But does it prevent engagement? Do guys nod off?
“Bill Kollar would kill somebody if they are sleeping in our meeting,” Harris said with a laugh. “Nobody is sleeping. Our mute buttons are on because we are paying attention.”
As sports begin to slowly resume, Harris thinks about what football will look like this summer and fall. He remains hopeful, but makes it clear health is paramount.
“I just want to be safe. I want everyone to be safe. You want to start and not have to stop again. You want everything to be done the right way. I feel like the players’ safety should be No. 1,” Harris said. “I get it. Everybody is bored at home. There is nothing to watch. No sports on TV. But the players’ lives are important. And we need to make sure we are taking care of the players who are putting that product out there for the fans.”
Major League Baseball recently proposed a 67-page protocol for resuming. It was applauded, but not viewed as realistic. All team sports face uncertainty in how they will deal the ramifications of a positive test.
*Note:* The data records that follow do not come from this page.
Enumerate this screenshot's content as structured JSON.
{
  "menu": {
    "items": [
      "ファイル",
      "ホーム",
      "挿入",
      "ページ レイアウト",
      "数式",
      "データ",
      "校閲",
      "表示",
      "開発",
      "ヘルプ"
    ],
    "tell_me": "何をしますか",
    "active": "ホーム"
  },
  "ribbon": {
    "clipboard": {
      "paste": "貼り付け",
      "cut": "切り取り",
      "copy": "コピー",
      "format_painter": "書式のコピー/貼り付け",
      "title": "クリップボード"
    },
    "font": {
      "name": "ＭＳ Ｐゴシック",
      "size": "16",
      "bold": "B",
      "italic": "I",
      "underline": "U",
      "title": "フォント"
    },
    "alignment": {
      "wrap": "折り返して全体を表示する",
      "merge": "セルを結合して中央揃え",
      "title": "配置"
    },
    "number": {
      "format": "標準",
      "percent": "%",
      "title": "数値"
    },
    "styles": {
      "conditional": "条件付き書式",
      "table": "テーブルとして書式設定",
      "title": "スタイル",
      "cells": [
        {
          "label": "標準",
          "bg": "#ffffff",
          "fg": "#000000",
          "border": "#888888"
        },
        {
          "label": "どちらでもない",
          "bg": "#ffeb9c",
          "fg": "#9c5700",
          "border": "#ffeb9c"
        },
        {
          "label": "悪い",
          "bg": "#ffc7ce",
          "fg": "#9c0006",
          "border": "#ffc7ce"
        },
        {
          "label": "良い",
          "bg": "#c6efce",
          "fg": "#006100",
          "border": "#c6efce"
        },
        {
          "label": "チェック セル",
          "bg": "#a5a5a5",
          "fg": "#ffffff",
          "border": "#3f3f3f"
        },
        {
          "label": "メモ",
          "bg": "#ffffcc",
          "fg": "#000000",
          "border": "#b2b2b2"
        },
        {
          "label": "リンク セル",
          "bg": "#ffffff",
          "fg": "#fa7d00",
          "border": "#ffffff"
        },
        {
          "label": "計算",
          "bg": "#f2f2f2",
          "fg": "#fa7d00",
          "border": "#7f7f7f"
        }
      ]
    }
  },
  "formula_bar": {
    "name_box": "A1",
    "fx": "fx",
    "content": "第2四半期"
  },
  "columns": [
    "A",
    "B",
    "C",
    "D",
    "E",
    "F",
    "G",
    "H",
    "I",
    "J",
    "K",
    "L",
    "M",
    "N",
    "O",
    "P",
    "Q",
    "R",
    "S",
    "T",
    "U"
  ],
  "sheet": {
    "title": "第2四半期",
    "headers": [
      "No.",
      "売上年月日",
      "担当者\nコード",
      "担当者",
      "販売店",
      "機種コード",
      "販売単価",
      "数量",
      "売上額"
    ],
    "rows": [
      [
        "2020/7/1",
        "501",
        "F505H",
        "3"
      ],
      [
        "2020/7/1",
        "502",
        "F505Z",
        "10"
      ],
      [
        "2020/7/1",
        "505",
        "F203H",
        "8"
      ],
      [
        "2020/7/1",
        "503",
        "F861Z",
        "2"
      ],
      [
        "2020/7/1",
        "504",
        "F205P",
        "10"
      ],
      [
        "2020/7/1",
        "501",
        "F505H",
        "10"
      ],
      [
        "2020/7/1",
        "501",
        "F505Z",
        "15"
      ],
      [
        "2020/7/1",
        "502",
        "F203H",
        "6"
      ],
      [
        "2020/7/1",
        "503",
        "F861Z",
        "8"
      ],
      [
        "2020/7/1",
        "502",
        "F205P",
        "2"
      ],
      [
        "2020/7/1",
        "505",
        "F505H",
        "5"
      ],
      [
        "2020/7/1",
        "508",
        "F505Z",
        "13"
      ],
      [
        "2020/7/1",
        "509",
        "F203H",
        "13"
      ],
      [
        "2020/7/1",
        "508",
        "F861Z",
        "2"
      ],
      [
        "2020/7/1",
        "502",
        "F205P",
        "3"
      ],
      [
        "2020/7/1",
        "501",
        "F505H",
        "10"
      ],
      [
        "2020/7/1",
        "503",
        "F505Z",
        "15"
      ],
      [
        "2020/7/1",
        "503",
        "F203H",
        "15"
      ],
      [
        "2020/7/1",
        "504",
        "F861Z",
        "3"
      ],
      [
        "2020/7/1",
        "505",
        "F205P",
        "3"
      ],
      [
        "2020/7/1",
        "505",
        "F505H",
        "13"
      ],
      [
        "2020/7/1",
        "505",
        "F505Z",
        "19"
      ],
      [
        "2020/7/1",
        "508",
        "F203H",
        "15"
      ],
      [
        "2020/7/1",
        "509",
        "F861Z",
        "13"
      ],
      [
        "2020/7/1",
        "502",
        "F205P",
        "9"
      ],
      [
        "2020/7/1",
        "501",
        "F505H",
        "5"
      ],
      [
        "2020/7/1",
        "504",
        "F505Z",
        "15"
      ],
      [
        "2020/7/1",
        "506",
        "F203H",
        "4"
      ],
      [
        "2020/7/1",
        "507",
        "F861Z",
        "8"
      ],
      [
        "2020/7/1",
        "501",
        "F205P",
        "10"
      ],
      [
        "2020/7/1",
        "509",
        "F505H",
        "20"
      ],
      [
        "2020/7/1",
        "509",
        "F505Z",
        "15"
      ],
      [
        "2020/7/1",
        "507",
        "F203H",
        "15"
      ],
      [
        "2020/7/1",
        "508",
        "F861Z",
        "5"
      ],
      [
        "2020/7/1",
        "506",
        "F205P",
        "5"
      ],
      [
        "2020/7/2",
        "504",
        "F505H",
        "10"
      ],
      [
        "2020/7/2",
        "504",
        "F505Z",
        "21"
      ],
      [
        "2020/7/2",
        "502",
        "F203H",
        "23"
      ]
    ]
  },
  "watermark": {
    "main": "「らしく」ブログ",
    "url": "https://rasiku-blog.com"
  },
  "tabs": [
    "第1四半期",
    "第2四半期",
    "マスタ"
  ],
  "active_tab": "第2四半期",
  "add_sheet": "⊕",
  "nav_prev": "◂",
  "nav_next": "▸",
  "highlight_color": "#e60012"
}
“(As athletes) we don’t want to take any tests away from the public. And my thing is like this, if you are in the public and you get around someone who has COVID-19, you and anyone who has been around that person is supposed to be quarantined for two weeks,” Harris said. “So, if you are on a team and one person has it, and one person is usually around the whole team, how is that going to work? Are you going to give us a different, separate rules to go by? And a lot of us have families, so I am not trying to bring anything home to my family and kids. It’s a difficult situation, so I just hope that everyone takes the right steps.”